Crystal structure of the extracellular region of the human cell adhesion molecule CD2 at 2.5 Å resolution
Bodian DL, Jones EY, Harlos K, Stuart DI, Davis SJ. (1994), Structure. 2, 755-66
BACKGROUND: The T-lymphocyte antigen CD2 is an adhesion molecule implicated in immune responses in vivo. The extracellular regions of the human and rat homologues of CD2 share only 45% sequence identity and bind different protein ligands. Comparison of the human and rat soluble CD2 (sCD2) structures should provide insights into the structural basis of cell surface recognition.
RESULTS: We therefore determined the crystal structure of a form of human sCD2 with single N-acetylglucosamine residues at each glycosylation site to 2.5 Å resolution with an R-factor of 19.3%. It is composed of two immunoglobulin superfamily domains similar to those of rat sCD2, but the relative orientation of the domains in the two homologues differs by up to 20 degrees.
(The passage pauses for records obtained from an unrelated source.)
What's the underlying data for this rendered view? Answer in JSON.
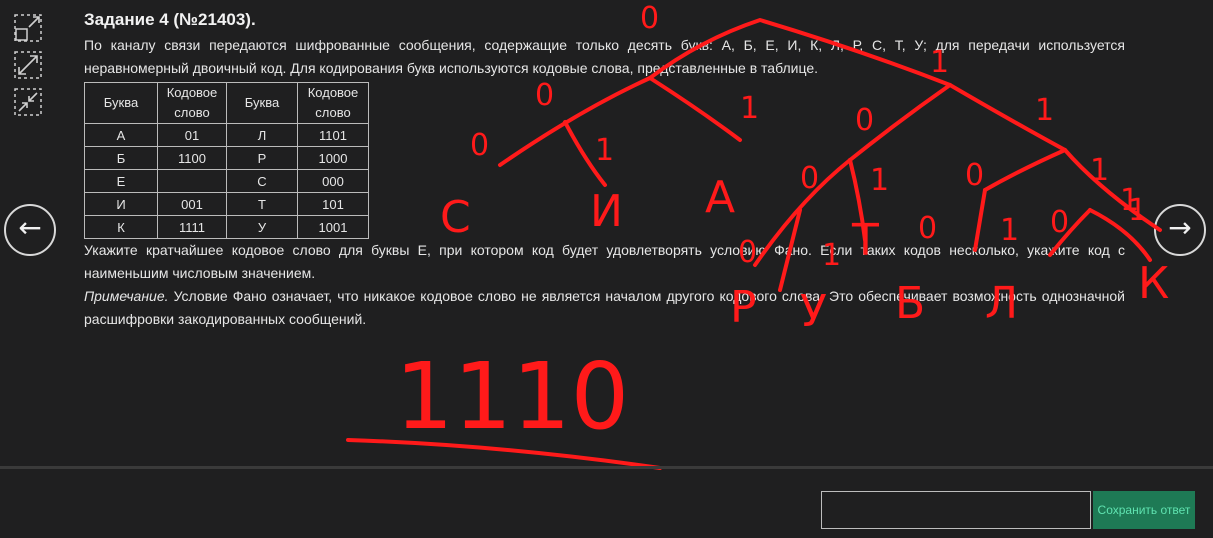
{
  "nav": {
    "prev_glyph": "←",
    "next_glyph": "→"
  },
  "tools": [
    "expand-icon",
    "resize-icon",
    "collapse-icon"
  ],
  "task": {
    "title": "Задание 4 (№21403).",
    "intro": "По каналу связи передаются шифрованные сообщения, содержащие только десять букв: А, Б, Е, И, К, Л, Р, С, Т, У; для передачи используется неравномерный двоичный код. Для кодирования букв используются кодовые слова, представленные в таблице.",
    "table": {
      "headers": [
        "Буква",
        "Кодовое слово",
        "Буква",
        "Кодовое слово"
      ],
      "rows": [
        [
          "А",
          "01",
          "Л",
          "1101"
        ],
        [
          "Б",
          "1100",
          "Р",
          "1000"
        ],
        [
          "Е",
          "",
          "С",
          "000"
        ],
        [
          "И",
          "001",
          "Т",
          "101"
        ],
        [
          "К",
          "1111",
          "У",
          "1001"
        ]
      ]
    },
    "question": "Укажите кратчайшее кодовое слово для буквы Е, при котором код будет удовлетворять условию Фано. Если таких кодов несколько, укажите код с наименьшим числовым значением.",
    "note_label": "Примечание.",
    "note_text": " Условие Фано означает, что никакое кодовое слово не является началом другого кодового слова. Это обеспечивает возможность однозначной расшифровки закодированных сообщений."
  },
  "annotation": {
    "color": "#ff1a1a",
    "tree_labels": [
      "0",
      "1",
      "0",
      "1",
      "0",
      "1",
      "0",
      "1",
      "0",
      "1",
      "0",
      "1",
      "1",
      "0",
      "1",
      "0",
      "1",
      "0",
      "1"
    ],
    "leaf_letters": [
      "С",
      "И",
      "А",
      "Р",
      "У",
      "Т",
      "Б",
      "Л",
      "К"
    ],
    "answer": "1110"
  },
  "answer_box": {
    "value": "",
    "save_label": "Сохранить ответ"
  }
}
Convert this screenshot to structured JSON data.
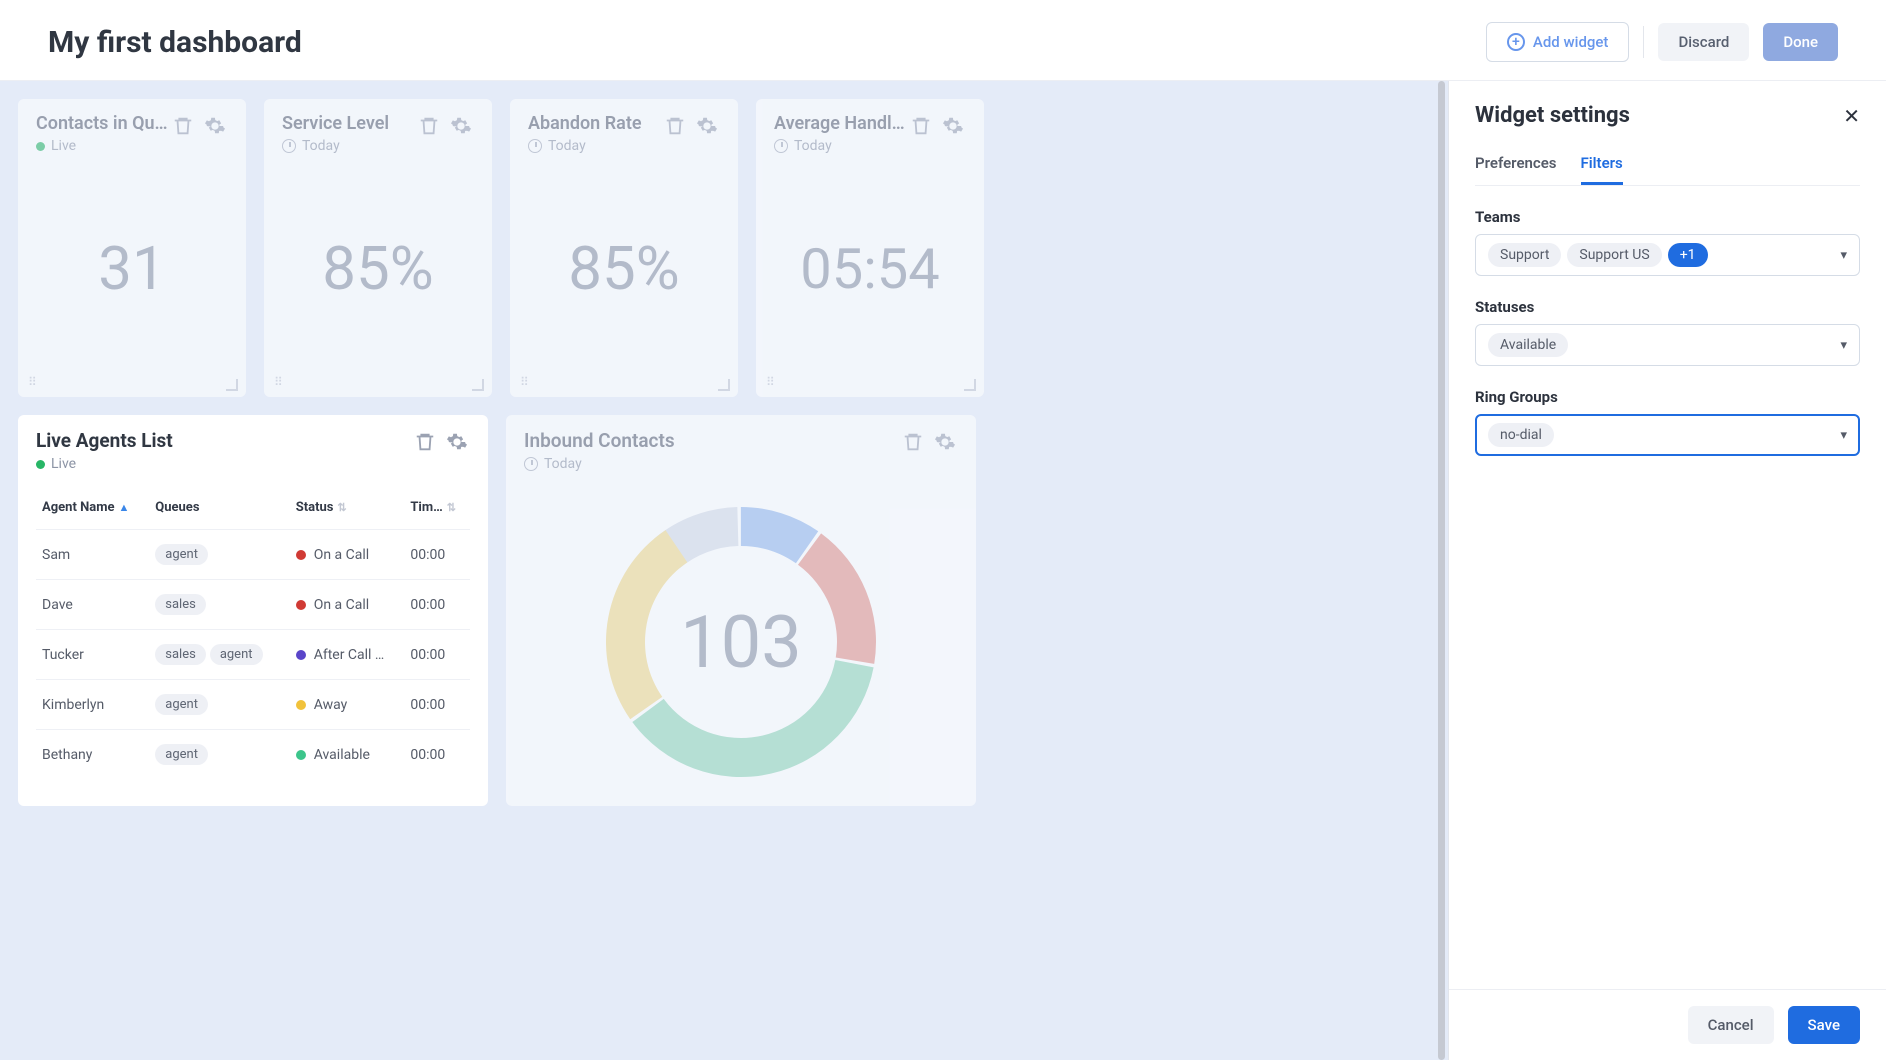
{
  "header": {
    "title": "My first dashboard",
    "add_widget": "Add widget",
    "discard": "Discard",
    "done": "Done"
  },
  "widgets": {
    "contacts_queue": {
      "title": "Contacts in Qu…",
      "sub": "Live",
      "value": "31"
    },
    "service_level": {
      "title": "Service Level",
      "sub": "Today",
      "value": "85%"
    },
    "abandon_rate": {
      "title": "Abandon Rate",
      "sub": "Today",
      "value": "85%"
    },
    "avg_handle": {
      "title": "Average Handl…",
      "sub": "Today",
      "value": "05:54"
    },
    "live_agents": {
      "title": "Live Agents List",
      "sub": "Live"
    },
    "inbound": {
      "title": "Inbound Contacts",
      "sub": "Today",
      "value": "103"
    }
  },
  "agents_table": {
    "cols": {
      "name": "Agent Name",
      "queues": "Queues",
      "status": "Status",
      "time": "Tim…"
    },
    "rows": [
      {
        "name": "Sam",
        "queues": [
          "agent"
        ],
        "status": "On a Call",
        "dot": "red",
        "time": "00:00"
      },
      {
        "name": "Dave",
        "queues": [
          "sales"
        ],
        "status": "On a Call",
        "dot": "red",
        "time": "00:00"
      },
      {
        "name": "Tucker",
        "queues": [
          "sales",
          "agent"
        ],
        "status": "After Call …",
        "dot": "purple",
        "time": "00:00"
      },
      {
        "name": "Kimberlyn",
        "queues": [
          "agent"
        ],
        "status": "Away",
        "dot": "yellow",
        "time": "00:00"
      },
      {
        "name": "Bethany",
        "queues": [
          "agent"
        ],
        "status": "Available",
        "dot": "green",
        "time": "00:00"
      }
    ]
  },
  "settings": {
    "title": "Widget settings",
    "tabs": {
      "preferences": "Preferences",
      "filters": "Filters"
    },
    "teams_label": "Teams",
    "teams": [
      "Support",
      "Support US"
    ],
    "teams_more": "+1",
    "statuses_label": "Statuses",
    "statuses": [
      "Available"
    ],
    "ring_label": "Ring Groups",
    "ring": [
      "no-dial"
    ],
    "cancel": "Cancel",
    "save": "Save"
  },
  "chart_data": {
    "type": "pie",
    "title": "Inbound Contacts",
    "total": 103,
    "series": [
      {
        "name": "segment-green",
        "value": 38,
        "color": "#8fd6b7"
      },
      {
        "name": "segment-yellow",
        "value": 26,
        "color": "#f1d98a"
      },
      {
        "name": "segment-grey",
        "value": 11,
        "color": "#d5dbe6"
      },
      {
        "name": "segment-blue",
        "value": 10,
        "color": "#93b8ec"
      },
      {
        "name": "segment-red",
        "value": 18,
        "color": "#e3938b"
      }
    ]
  }
}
An interaction involving the flat, highly charged, ligand binding GFCC’C” faces of crystallographically related human sCD2 molecules duplicates, in a different lattice, that observed in the rat sCD2 crystals.
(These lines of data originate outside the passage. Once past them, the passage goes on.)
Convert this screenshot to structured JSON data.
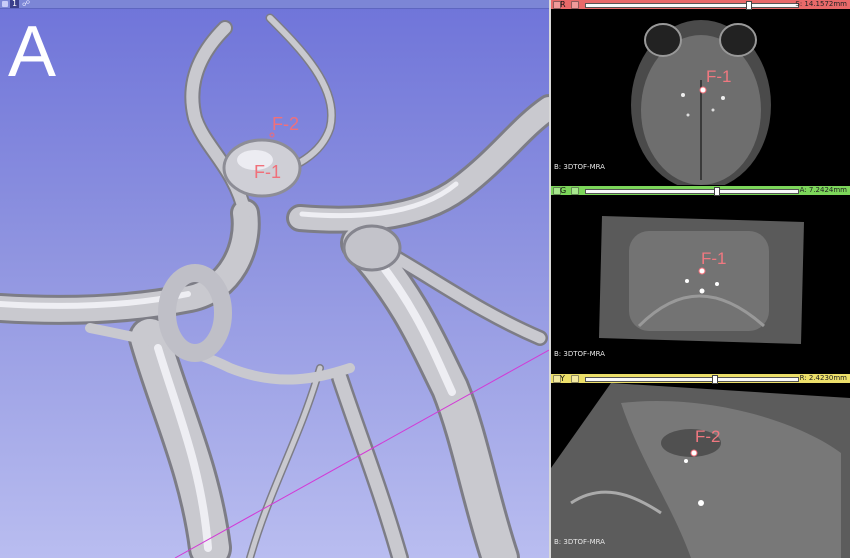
{
  "view3d": {
    "view_number": "1",
    "panel_letter": "A",
    "fiducials": [
      {
        "label": "F-2"
      },
      {
        "label": "F-1"
      }
    ]
  },
  "slices": {
    "red": {
      "tag": "R",
      "offset_label": "S: 14.1572mm",
      "slider_fraction": 0.77,
      "volume_label": "B: 3DTOF-MRA",
      "fiducial": "F-1",
      "color": "#e86969"
    },
    "green": {
      "tag": "G",
      "offset_label": "A: 7.2424mm",
      "slider_fraction": 0.62,
      "volume_label": "B: 3DTOF-MRA",
      "fiducial": "F-1",
      "color": "#7cd65a"
    },
    "yellow": {
      "tag": "Y",
      "offset_label": "R: 2.4230mm",
      "slider_fraction": 0.61,
      "volume_label": "B: 3DTOF-MRA",
      "fiducial": "F-2",
      "color": "#ecdf6a"
    }
  }
}
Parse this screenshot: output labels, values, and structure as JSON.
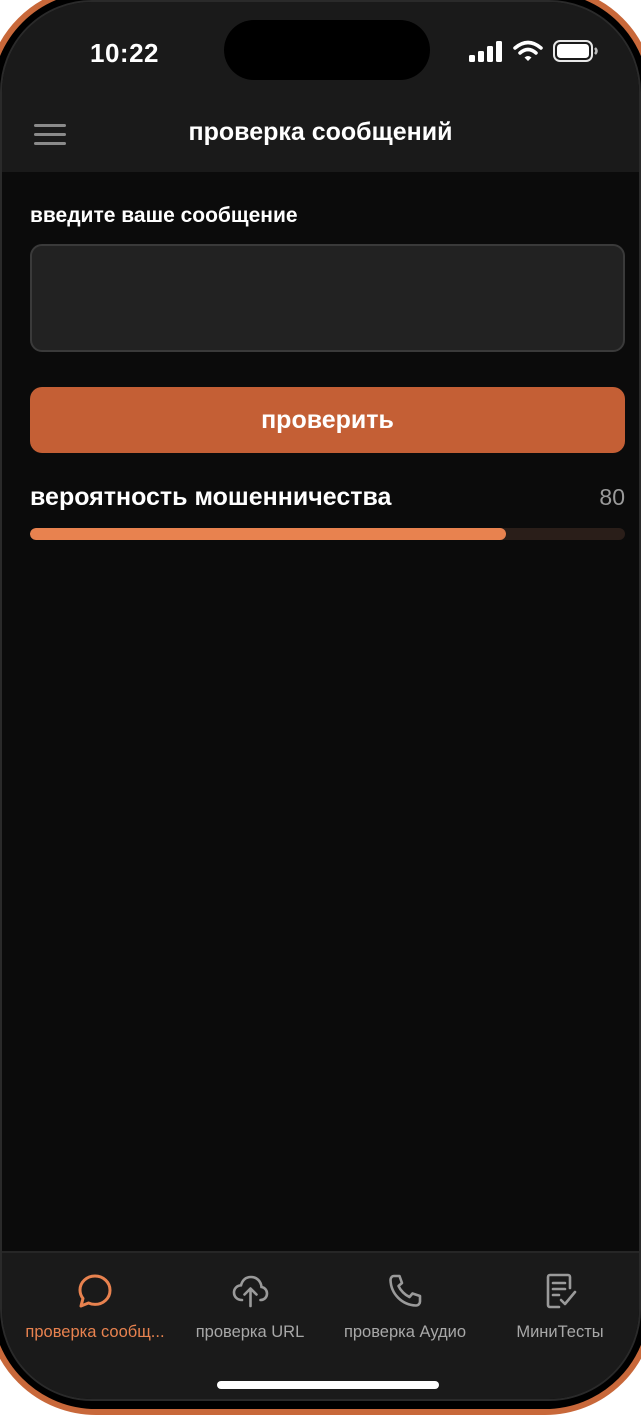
{
  "status_bar": {
    "time": "10:22"
  },
  "app_bar": {
    "title": "проверка сообщений",
    "menu_icon": "hamburger-menu-icon"
  },
  "form": {
    "input_label": "введите ваше сообщение",
    "input_value": "",
    "check_button_label": "проверить"
  },
  "result": {
    "label": "вероятность мошенничества",
    "value": "80",
    "progress_percent": 80
  },
  "tabs": [
    {
      "label": "проверка сообщ...",
      "icon": "chat-bubble-icon",
      "active": true
    },
    {
      "label": "проверка URL",
      "icon": "cloud-upload-icon",
      "active": false
    },
    {
      "label": "проверка Аудио",
      "icon": "phone-icon",
      "active": false
    },
    {
      "label": "МиниТесты",
      "icon": "checklist-icon",
      "active": false
    }
  ],
  "colors": {
    "accent": "#c45f35",
    "progress": "#e8824f",
    "background": "#0b0b0b",
    "surface": "#1a1a1a"
  }
}
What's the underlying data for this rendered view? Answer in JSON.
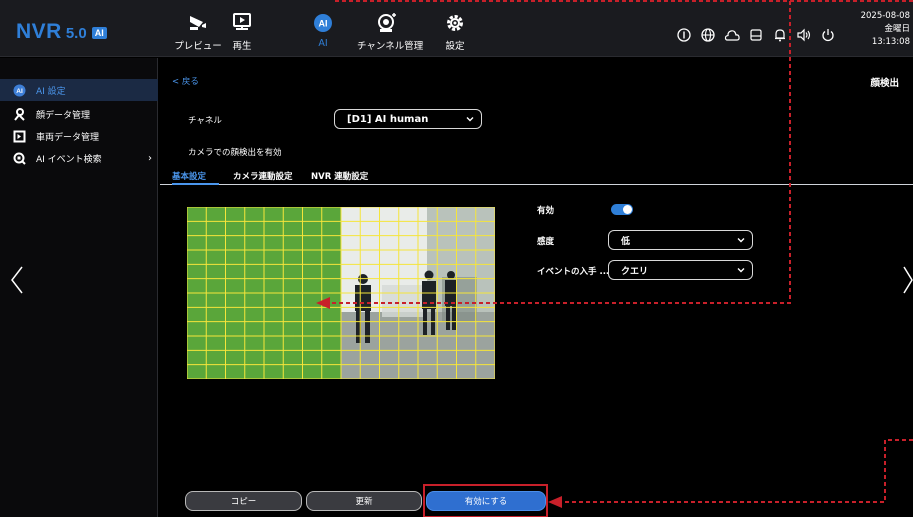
{
  "app": {
    "name": "NVR",
    "version": "5.0",
    "badge": "AI"
  },
  "nav": [
    {
      "id": "preview",
      "label": "プレビュー",
      "icon": "camera-icon"
    },
    {
      "id": "playback",
      "label": "再生",
      "icon": "playback-icon"
    },
    {
      "id": "ai",
      "label": "AI",
      "icon": "ai-icon",
      "active": true
    },
    {
      "id": "channel",
      "label": "チャンネル管理",
      "icon": "channel-camera-icon"
    },
    {
      "id": "settings",
      "label": "設定",
      "icon": "gear-icon"
    }
  ],
  "system_icons": [
    "info-icon",
    "globe-icon",
    "cloud-icon",
    "storage-icon",
    "bell-icon",
    "speaker-icon",
    "power-icon"
  ],
  "clock": {
    "date": "2025-08-08",
    "weekday": "金曜日",
    "time": "13:13:08"
  },
  "sidebar": {
    "items": [
      {
        "label": "AI 設定",
        "icon": "ai-settings-icon",
        "active": true
      },
      {
        "label": "顔データ管理",
        "icon": "face-data-icon"
      },
      {
        "label": "車両データ管理",
        "icon": "vehicle-data-icon"
      },
      {
        "label": "AI イベント検索",
        "icon": "ai-search-icon",
        "has_submenu": true
      }
    ]
  },
  "page": {
    "back_label": "< 戻る",
    "title": "顔検出",
    "channel_label": "チャネル",
    "channel_value": "[D1] AI human",
    "enable_camera_label": "カメラでの顔検出を有効",
    "tabs": [
      "基本設定",
      "カメラ連動設定",
      "NVR 連動設定"
    ],
    "active_tab": 0
  },
  "form": {
    "enable_label": "有効",
    "enable_value": true,
    "sensitivity_label": "感度",
    "sensitivity_value": "低",
    "event_source_label": "イベントの入手 ...",
    "event_source_value": "クエリ"
  },
  "detection_grid": {
    "columns": 16,
    "rows": 12,
    "active_columns": 8
  },
  "buttons": {
    "copy": "コピー",
    "refresh": "更新",
    "enable": "有効にする"
  },
  "colors": {
    "accent": "#2f7fd8",
    "grid_fill": "#5aa63a",
    "grid_line": "#f5e53a",
    "annotation": "#c8202a"
  }
}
CONCLUSIONS: Intramolecular flexibility appears to be a conserved feature of CD2. The head-to-head interaction between molecules represents a general model for interactions between adhesion molecules of this structural class. Ligand specificity may be influenced by the distribution of charged residues on the binding face.
Key figure: Electrostatic potential of human (left) and rat (right) sCD2
(a) GFCC′C″ faces of domain 1. (b) Complete extracellular regions. Regions of positive potential are coloured blue, negative regions red, and neutral regions white. The magnitude of the potential is indicated by the intensity of the colour.